M&S not so innocent

M&S – shame on you.

My blood is simmering a little bit this morning but I will leave you to judge if it is with righteous indignation.
For the last 4 or so years Nicky and I have been involved with innocent’s Big Knit.  You might not know that all the hats that go on the smoothie bottles in November are knitted in the UK, either by older people in the Age UK centres or by members of the public.  This year the target was 650,000 hats, so we created fun designs for knitters like these.

An apple a day

A happy pear


 All these patterns are available on Ravelry – just search on innocent’s Big Knit

This year we have also created a few celebrity lookalikes and a one or two fashion-related hats.

Harry Hill

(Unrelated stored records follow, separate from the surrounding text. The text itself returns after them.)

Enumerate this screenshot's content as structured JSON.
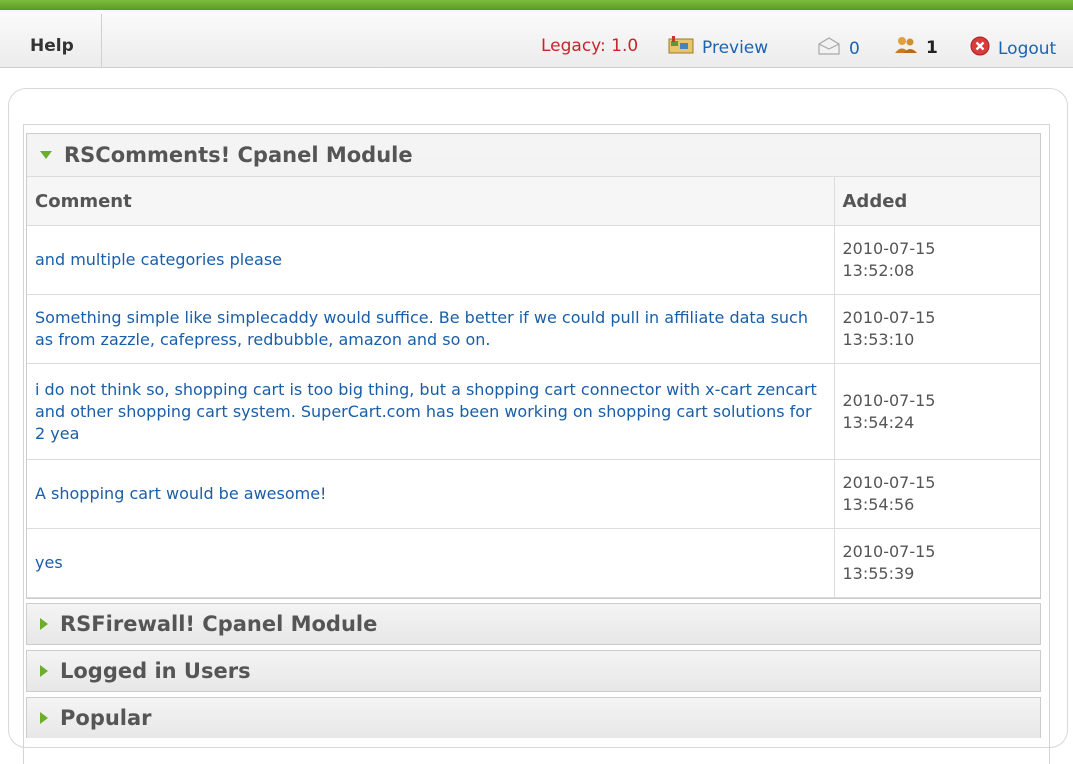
{
  "toolbar": {
    "help_label": "Help",
    "legacy_label": "Legacy: 1.0",
    "preview_label": "Preview",
    "messages_count": "0",
    "users_count": "1",
    "logout_label": "Logout"
  },
  "colors": {
    "accent_green": "#6aae2c",
    "link_blue": "#1a64b0",
    "legacy_red": "#c8242e"
  },
  "icons": [
    "preview-map-icon",
    "messages-icon",
    "users-icon",
    "logout-icon",
    "expand-arrow-icon",
    "collapse-arrow-icon"
  ],
  "modules": {
    "comments": {
      "title": "RSComments! Cpanel Module",
      "columns": {
        "comment": "Comment",
        "added": "Added"
      },
      "rows": [
        {
          "comment": "and multiple categories please",
          "date": "2010-07-15",
          "time": "13:52:08"
        },
        {
          "comment": "Something simple like simplecaddy would suffice. Be better if we could pull in affiliate data such as from zazzle, cafepress, redbubble, amazon and so on.",
          "date": "2010-07-15",
          "time": "13:53:10"
        },
        {
          "comment": "i do not think so, shopping cart is too big thing, but a shopping cart connector with x-cart zencart and other shopping cart system. SuperCart.com has been working on shopping cart solutions for 2 yea",
          "date": "2010-07-15",
          "time": "13:54:24"
        },
        {
          "comment": "A shopping cart would be awesome!",
          "date": "2010-07-15",
          "time": "13:54:56"
        },
        {
          "comment": "yes",
          "date": "2010-07-15",
          "time": "13:55:39"
        }
      ]
    },
    "firewall": {
      "title": "RSFirewall! Cpanel Module"
    },
    "logged_in": {
      "title": "Logged in Users"
    },
    "popular": {
      "title": "Popular"
    }
  }
}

Zandra Rhodes

It is such a fun project to work on, because the innocent folks are so wonderful, and we give a lot of our time for free to help Age UK.

So I was very disappointed to see that M&S are selling smoothies with hats on to raise money for Shelter – which is a fantastic charity – that’s not my beef.

First of all, is that not blatant copying? Secondly the M&S hats are machine made – no doubt in China.  And finally they are only giving 5p per hat to the charity instead of the 25p that innocent do. I’m afraid this is an example of a large company really not understanding how to behave ethically.

So I say again, M&S shame on you.

2 comments on “M&S not so innocent

  1. i bought 6 to make up for the M&S evil-ness!


    that harry hill one though is so cute 😀

  2. I have knitted little hats for 2 Innocent Smoothie campaigns and have been proud to do so.

    I don't think M&S are evil, after all imitation is the greatest form of flattery and if the Innocent Smoothie campaign has inspired them to do the same for Shelter ,then it's all for the greater good.

    I contacted Marks and Spencer and they have told me that their supplier “adheres to our high welfare standards and has passed recent audits”.

    I'm inclined to believe them as they have some of the highest ethical standards of retailers in the UK. Their 'Plan A' policy is testament to that.

    Besides, they will sell smoothies in vast quantities and Shelter will benefit. It can only be a good thing.

Leave a Reply

Fill in your details below or click an icon to log in:

WordPress.com Logo

You are commenting using your WordPress.com account. Log Out /  Change )

Twitter picture

You are commenting using your Twitter account. Log Out /  Change )

Facebook photo

You are commenting using your Facebook account. Log Out /  Change )

Connecting to %s